======== Data

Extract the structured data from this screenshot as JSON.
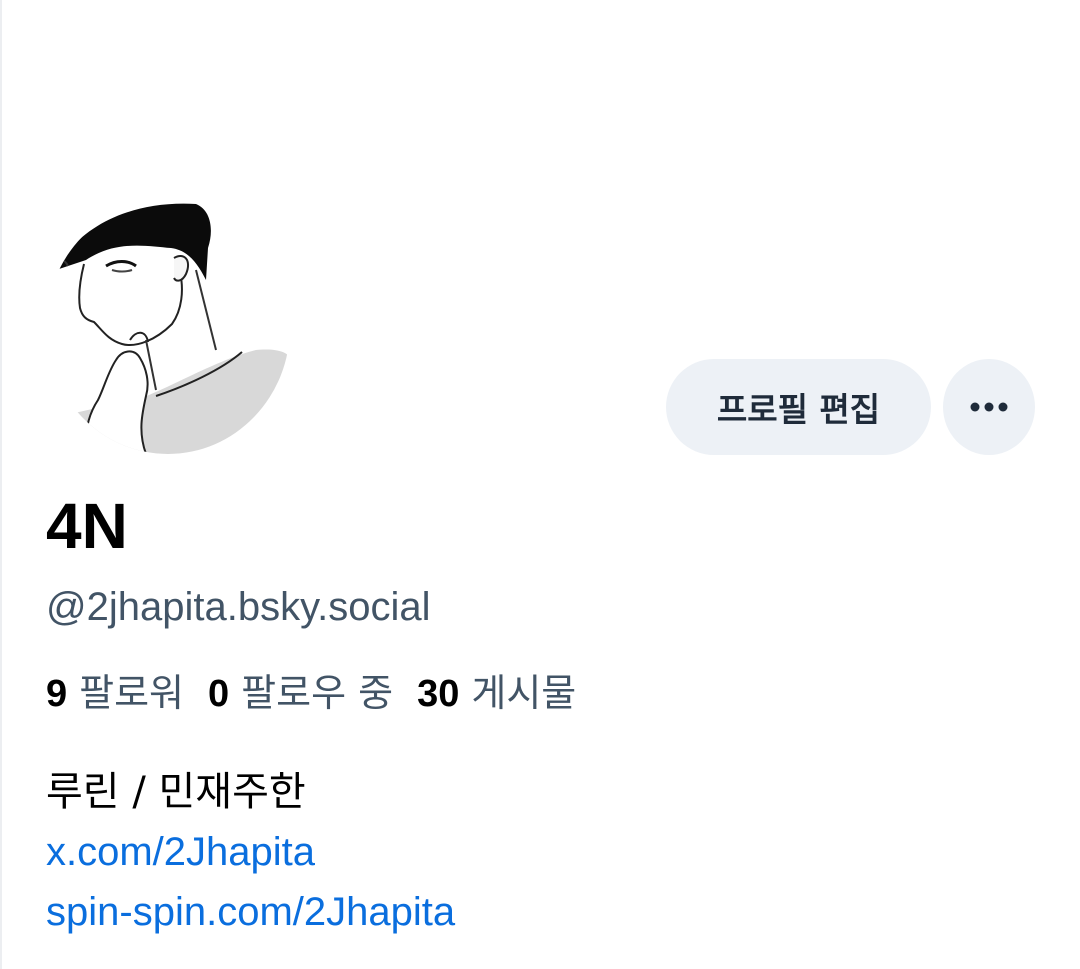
{
  "profile": {
    "display_name": "4N",
    "handle": "@2jhapita.bsky.social",
    "edit_label": "프로필 편집",
    "more_icon": "ellipsis-horizontal-icon",
    "avatar_icon": "avatar-drawing"
  },
  "stats": [
    {
      "count": "9",
      "label": "팔로워"
    },
    {
      "count": "0",
      "label": "팔로우 중"
    },
    {
      "count": "30",
      "label": "게시물"
    }
  ],
  "bio": {
    "text": "루린 / 민재주한",
    "links": [
      "x.com/2Jhapita",
      "spin-spin.com/2Jhapita"
    ]
  },
  "colors": {
    "button_bg": "#edf1f6",
    "secondary_text": "#425466",
    "link": "#0a6ede"
  }
}
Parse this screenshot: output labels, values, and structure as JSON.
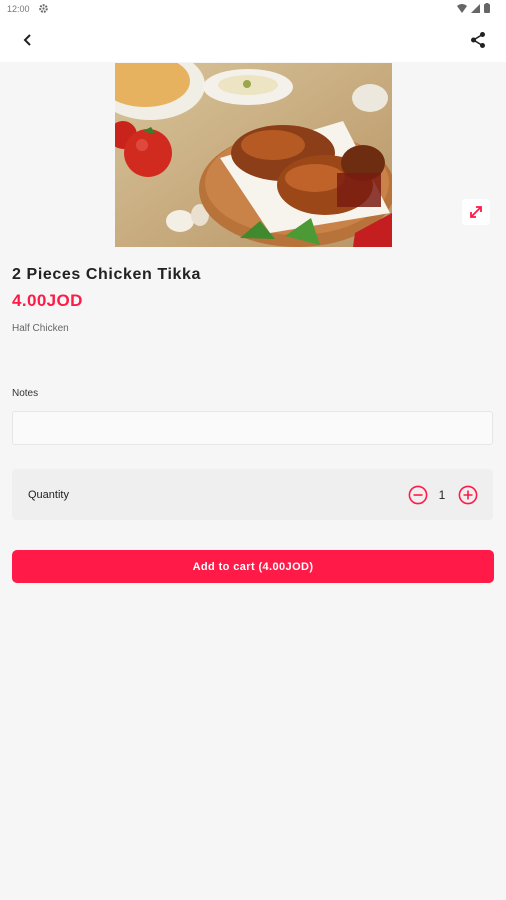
{
  "status_bar": {
    "time": "12:00",
    "icons": [
      "gear-icon",
      "wifi-icon",
      "signal-icon",
      "battery-icon"
    ]
  },
  "app_bar": {
    "back_icon": "chevron-left-icon",
    "share_icon": "share-icon"
  },
  "product": {
    "image_icon": "food-photo",
    "expand_icon": "expand-icon",
    "title": "2 Pieces Chicken Tikka",
    "price": "4.00JOD",
    "description": "Half Chicken"
  },
  "notes": {
    "label": "Notes",
    "value": ""
  },
  "quantity": {
    "label": "Quantity",
    "value": "1",
    "minus_icon": "minus-circle-icon",
    "plus_icon": "plus-circle-icon"
  },
  "cart": {
    "button_label": "Add to cart (4.00JOD)"
  },
  "colors": {
    "accent": "#ff1a47",
    "background": "#f6f6f6"
  }
}
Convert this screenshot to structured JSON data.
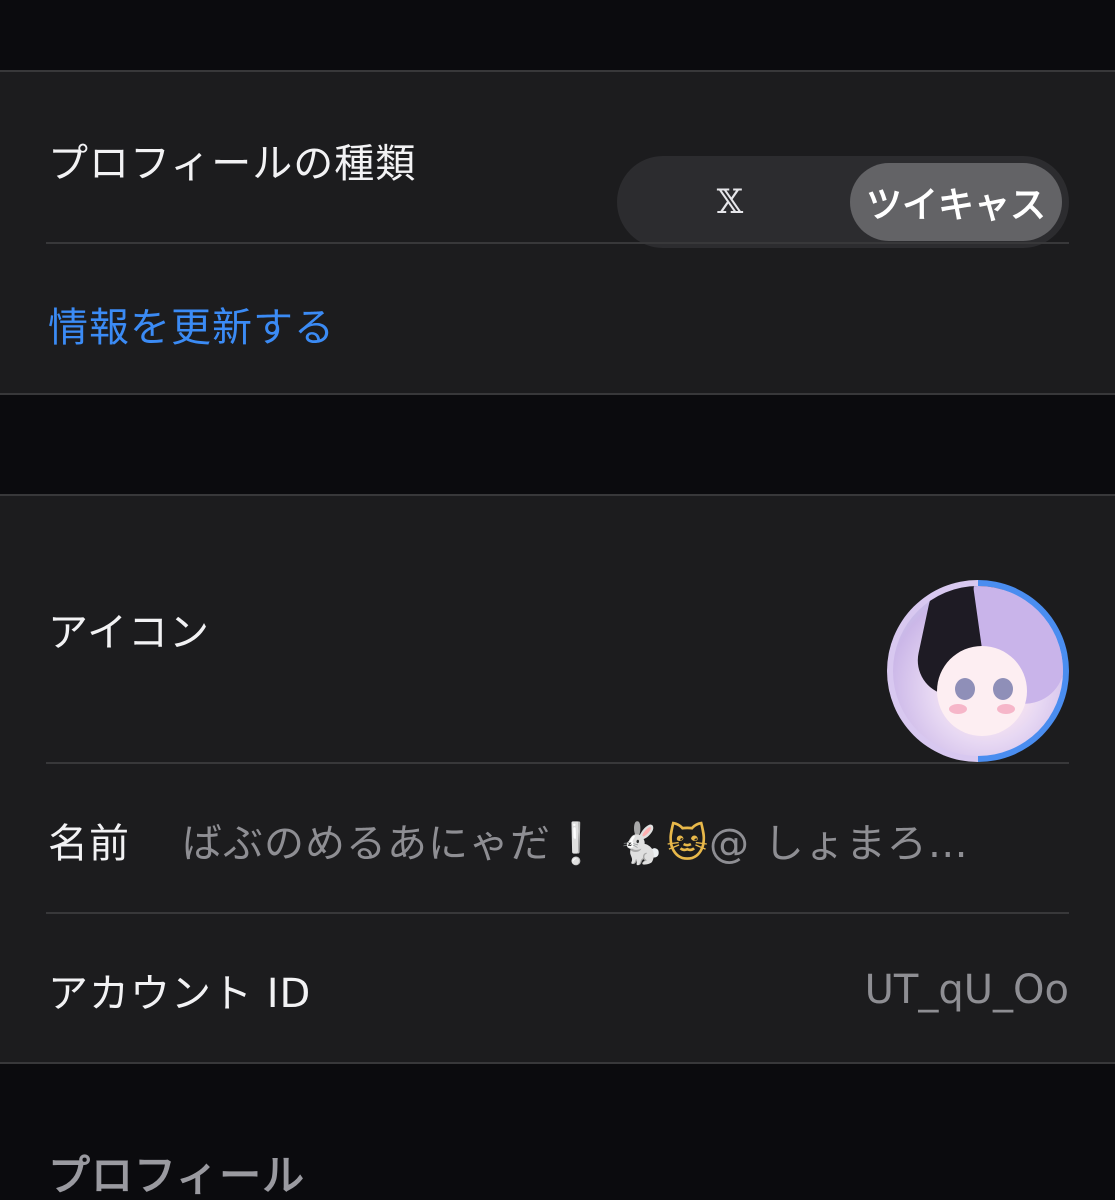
{
  "profile_settings": {
    "type_label": "プロフィールの種類",
    "segments": [
      {
        "label": "𝕏",
        "selected": false
      },
      {
        "label": "ツイキャス",
        "selected": true
      }
    ],
    "update_link": "情報を更新する"
  },
  "account": {
    "icon_label": "アイコン",
    "name_label": "名前",
    "name_value_text": "ばぶのめるあにゃだ",
    "name_value_exclaim": "❕",
    "name_value_rabbit": "🐇",
    "name_value_cat": "🐱",
    "name_value_tail": "@ しょまろ…",
    "account_id_label": "アカウント ID",
    "account_id_value": "UT_qU_Oo"
  },
  "profile_section_header": "プロフィール",
  "colors": {
    "background": "#0b0b0e",
    "group_background": "#1c1c1e",
    "link": "#3b8bf5",
    "secondary_text": "#8e8e93",
    "selected_segment": "#636366"
  }
}
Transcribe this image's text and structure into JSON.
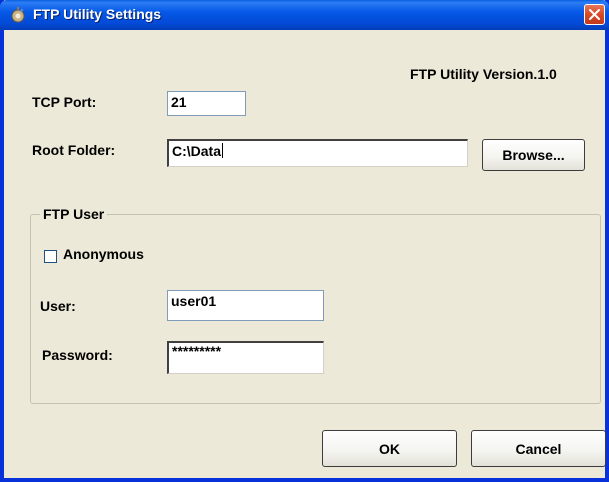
{
  "window": {
    "title": "FTP Utility Settings"
  },
  "version_text": "FTP Utility Version.1.0",
  "tcp_port": {
    "label": "TCP Port:",
    "value": "21"
  },
  "root_folder": {
    "label": "Root Folder:",
    "value": "C:\\Data",
    "browse_label": "Browse..."
  },
  "ftp_user": {
    "group_title": "FTP User",
    "anonymous_label": "Anonymous",
    "anonymous_checked": false,
    "user_label": "User:",
    "user_value": "user01",
    "password_label": "Password:",
    "password_value": "*********"
  },
  "buttons": {
    "ok_label": "OK",
    "cancel_label": "Cancel"
  }
}
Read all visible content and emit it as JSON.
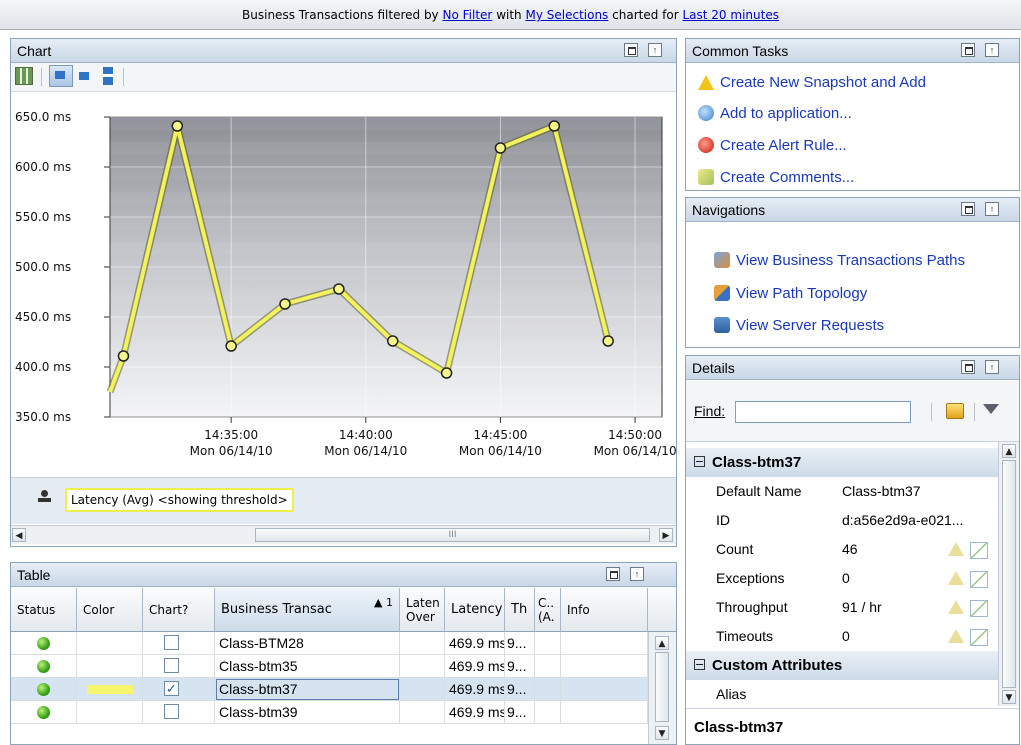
{
  "filter_bar": {
    "prefix": "Business Transactions filtered by",
    "filter_link": "No Filter",
    "with_text": "with",
    "selections_link": "My Selections",
    "charted_text": "charted for",
    "time_link": "Last 20 minutes"
  },
  "chart_panel": {
    "title": "Chart",
    "legend_label": "Latency (Avg) <showing threshold>"
  },
  "chart_data": {
    "type": "line",
    "title": "",
    "xlabel": "",
    "ylabel": "",
    "ylim": [
      350,
      650
    ],
    "y_ticks": [
      "650.0 ms",
      "600.0 ms",
      "550.0 ms",
      "500.0 ms",
      "450.0 ms",
      "400.0 ms",
      "350.0 ms"
    ],
    "y_tick_values": [
      650,
      600,
      550,
      500,
      450,
      400,
      350
    ],
    "x_ticks": [
      {
        "time": "14:35:00",
        "date": "Mon 06/14/10"
      },
      {
        "time": "14:40:00",
        "date": "Mon 06/14/10"
      },
      {
        "time": "14:45:00",
        "date": "Mon 06/14/10"
      },
      {
        "time": "14:50:00",
        "date": "Mon 06/14/10"
      }
    ],
    "series": [
      {
        "name": "Latency (Avg) <showing threshold>",
        "color": "#f2f25a",
        "x_minutes": [
          "14:30:30",
          "14:31",
          "14:33",
          "14:35",
          "14:37",
          "14:39",
          "14:41",
          "14:43",
          "14:45",
          "14:47",
          "14:49"
        ],
        "values": [
          375,
          411,
          641,
          421,
          463,
          478,
          426,
          394,
          619,
          641,
          426
        ]
      }
    ],
    "x_range": [
      "14:30:30",
      "14:51"
    ],
    "grid": true
  },
  "common_tasks": {
    "title": "Common Tasks",
    "items": [
      {
        "label": "Create New Snapshot and Add",
        "icon": "warning-icon"
      },
      {
        "label": "Add to application...",
        "icon": "add-application-icon"
      },
      {
        "label": "Create Alert Rule...",
        "icon": "alert-rule-icon"
      },
      {
        "label": "Create Comments...",
        "icon": "comment-icon"
      }
    ]
  },
  "navigations": {
    "title": "Navigations",
    "items": [
      {
        "label": "View Business Transactions Paths",
        "icon": "paths-icon"
      },
      {
        "label": "View Path Topology",
        "icon": "topology-icon"
      },
      {
        "label": "View Server Requests",
        "icon": "server-requests-icon"
      }
    ]
  },
  "details": {
    "title": "Details",
    "find_label": "Find:",
    "section1": "Class-btm37",
    "rows": [
      {
        "label": "Default Name",
        "value": "Class-btm37"
      },
      {
        "label": "ID",
        "value": "d:a56e2d9a-e021..."
      },
      {
        "label": "Count",
        "value": "46"
      },
      {
        "label": "Exceptions",
        "value": "0"
      },
      {
        "label": "Throughput",
        "value": "91 / hr"
      },
      {
        "label": "Timeouts",
        "value": "0"
      }
    ],
    "section2": "Custom Attributes",
    "alias_label": "Alias",
    "footer": "Class-btm37"
  },
  "table_panel": {
    "title": "Table",
    "columns": {
      "status": "Status",
      "color": "Color",
      "chart": "Chart?",
      "name": "Business Transac",
      "sort_indicator": "▲ 1",
      "latency_over_1": "Laten",
      "latency_over_2": "Over",
      "latency": "Latency",
      "th": "Th",
      "c1": "C..",
      "c2": "(A.",
      "info": "Info"
    },
    "rows": [
      {
        "name": "Class-BTM28",
        "latency": "469.9 ms",
        "th": "9...",
        "checked": false,
        "color": ""
      },
      {
        "name": "Class-btm35",
        "latency": "469.9 ms",
        "th": "9...",
        "checked": false,
        "color": ""
      },
      {
        "name": "Class-btm37",
        "latency": "469.9 ms",
        "th": "9...",
        "checked": true,
        "color": "#f6f66c"
      },
      {
        "name": "Class-btm39",
        "latency": "469.9 ms",
        "th": "9...",
        "checked": false,
        "color": ""
      }
    ]
  }
}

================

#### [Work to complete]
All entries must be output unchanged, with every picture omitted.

#### [Finished exercise]
Extract the structured data from this screenshot as JSON.
{
  "profile": {
    "display_name": "4N",
    "handle": "@2jhapita.bsky.social",
    "edit_label": "프로필 편집",
    "more_icon": "ellipsis-horizontal-icon",
    "avatar_icon": "avatar-drawing"
  },
  "stats": [
    {
      "count": "9",
      "label": "팔로워"
    },
    {
      "count": "0",
      "label": "팔로우 중"
    },
    {
      "count": "30",
      "label": "게시물"
    }
  ],
  "bio": {
    "text": "루린 / 민재주한",
    "links": [
      "x.com/2Jhapita",
      "spin-spin.com/2Jhapita"
    ]
  },
  "colors": {
    "button_bg": "#edf1f6",
    "secondary_text": "#425466",
    "link": "#0a6ede"
  }
}
Parse this screenshot: output labels, values, and structure as JSON.
{
  "status_bar": {
    "time": "12:00",
    "icons": [
      "gear-icon",
      "wifi-icon",
      "signal-icon",
      "battery-icon"
    ]
  },
  "app_bar": {
    "back_icon": "chevron-left-icon",
    "share_icon": "share-icon"
  },
  "product": {
    "image_icon": "food-photo",
    "expand_icon": "expand-icon",
    "title": "2 Pieces Chicken Tikka",
    "price": "4.00JOD",
    "description": "Half Chicken"
  },
  "notes": {
    "label": "Notes",
    "value": ""
  },
  "quantity": {
    "label": "Quantity",
    "value": "1",
    "minus_icon": "minus-circle-icon",
    "plus_icon": "plus-circle-icon"
  },
  "cart": {
    "button_label": "Add to cart (4.00JOD)"
  },
  "colors": {
    "accent": "#ff1a47",
    "background": "#f6f6f6"
  }
}
Convert this screenshot to structured JSON data.
{
  "profile_settings": {
    "type_label": "プロフィールの種類",
    "segments": [
      {
        "label": "𝕏",
        "selected": false
      },
      {
        "label": "ツイキャス",
        "selected": true
      }
    ],
    "update_link": "情報を更新する"
  },
  "account": {
    "icon_label": "アイコン",
    "name_label": "名前",
    "name_value_text": "ばぶのめるあにゃだ",
    "name_value_exclaim": "❕",
    "name_value_rabbit": "🐇",
    "name_value_cat": "🐱",
    "name_value_tail": "@ しょまろ…",
    "account_id_label": "アカウント ID",
    "account_id_value": "UT_qU_Oo"
  },
  "profile_section_header": "プロフィール",
  "colors": {
    "background": "#0b0b0e",
    "group_background": "#1c1c1e",
    "link": "#3b8bf5",
    "secondary_text": "#8e8e93",
    "selected_segment": "#636366"
  }
}
Transcribe this image's text and structure into JSON.
{
  "window": {
    "title": "FTP Utility Settings"
  },
  "version_text": "FTP Utility Version.1.0",
  "tcp_port": {
    "label": "TCP Port:",
    "value": "21"
  },
  "root_folder": {
    "label": "Root Folder:",
    "value": "C:\\Data",
    "browse_label": "Browse..."
  },
  "ftp_user": {
    "group_title": "FTP User",
    "anonymous_label": "Anonymous",
    "anonymous_checked": false,
    "user_label": "User:",
    "user_value": "user01",
    "password_label": "Password:",
    "password_value": "*********"
  },
  "buttons": {
    "ok_label": "OK",
    "cancel_label": "Cancel"
  }
}
Read all visible content and emit it as JSON.
{
  "filter_bar": {
    "prefix": "Business Transactions filtered by",
    "filter_link": "No Filter",
    "with_text": "with",
    "selections_link": "My Selections",
    "charted_text": "charted for",
    "time_link": "Last 20 minutes"
  },
  "chart_panel": {
    "title": "Chart",
    "legend_label": "Latency (Avg) <showing threshold>"
  },
  "chart_data": {
    "type": "line",
    "title": "",
    "xlabel": "",
    "ylabel": "",
    "ylim": [
      350,
      650
    ],
    "y_ticks": [
      "650.0 ms",
      "600.0 ms",
      "550.0 ms",
      "500.0 ms",
      "450.0 ms",
      "400.0 ms",
      "350.0 ms"
    ],
    "y_tick_values": [
      650,
      600,
      550,
      500,
      450,
      400,
      350
    ],
    "x_ticks": [
      {
        "time": "14:35:00",
        "date": "Mon 06/14/10"
      },
      {
        "time": "14:40:00",
        "date": "Mon 06/14/10"
      },
      {
        "time": "14:45:00",
        "date": "Mon 06/14/10"
      },
      {
        "time": "14:50:00",
        "date": "Mon 06/14/10"
      }
    ],
    "series": [
      {
        "name": "Latency (Avg) <showing threshold>",
        "color": "#f2f25a",
        "x_minutes": [
          "14:30:30",
          "14:31",
          "14:33",
          "14:35",
          "14:37",
          "14:39",
          "14:41",
          "14:43",
          "14:45",
          "14:47",
          "14:49"
        ],
        "values": [
          375,
          411,
          641,
          421,
          463,
          478,
          426,
          394,
          619,
          641,
          426
        ]
      }
    ],
    "x_range": [
      "14:30:30",
      "14:51"
    ],
    "grid": true
  },
  "common_tasks": {
    "title": "Common Tasks",
    "items": [
      {
        "label": "Create New Snapshot and Add",
        "icon": "warning-icon"
      },
      {
        "label": "Add to application...",
        "icon": "add-application-icon"
      },
      {
        "label": "Create Alert Rule...",
        "icon": "alert-rule-icon"
      },
      {
        "label": "Create Comments...",
        "icon": "comment-icon"
      }
    ]
  },
  "navigations": {
    "title": "Navigations",
    "items": [
      {
        "label": "View Business Transactions Paths",
        "icon": "paths-icon"
      },
      {
        "label": "View Path Topology",
        "icon": "topology-icon"
      },
      {
        "label": "View Server Requests",
        "icon": "server-requests-icon"
      }
    ]
  },
  "details": {
    "title": "Details",
    "find_label": "Find:",
    "section1": "Class-btm37",
    "rows": [
      {
        "label": "Default Name",
        "value": "Class-btm37"
      },
      {
        "label": "ID",
        "value": "d:a56e2d9a-e021..."
      },
      {
        "label": "Count",
        "value": "46"
      },
      {
        "label": "Exceptions",
        "value": "0"
      },
      {
        "label": "Throughput",
        "value": "91 / hr"
      },
      {
        "label": "Timeouts",
        "value": "0"
      }
    ],
    "section2": "Custom Attributes",
    "alias_label": "Alias",
    "footer": "Class-btm37"
  },
  "table_panel": {
    "title": "Table",
    "columns": {
      "status": "Status",
      "color": "Color",
      "chart": "Chart?",
      "name": "Business Transac",
      "sort_indicator": "▲ 1",
      "latency_over_1": "Laten",
      "latency_over_2": "Over",
      "latency": "Latency",
      "th": "Th",
      "c1": "C..",
      "c2": "(A.",
      "info": "Info"
    },
    "rows": [
      {
        "name": "Class-BTM28",
        "latency": "469.9 ms",
        "th": "9...",
        "checked": false,
        "color": ""
      },
      {
        "name": "Class-btm35",
        "latency": "469.9 ms",
        "th": "9...",
        "checked": false,
        "color": ""
      },
      {
        "name": "Class-btm37",
        "latency": "469.9 ms",
        "th": "9...",
        "checked": true,
        "color": "#f6f66c"
      },
      {
        "name": "Class-btm39",
        "latency": "469.9 ms",
        "th": "9...",
        "checked": false,
        "color": ""
      }
    ]
  }
}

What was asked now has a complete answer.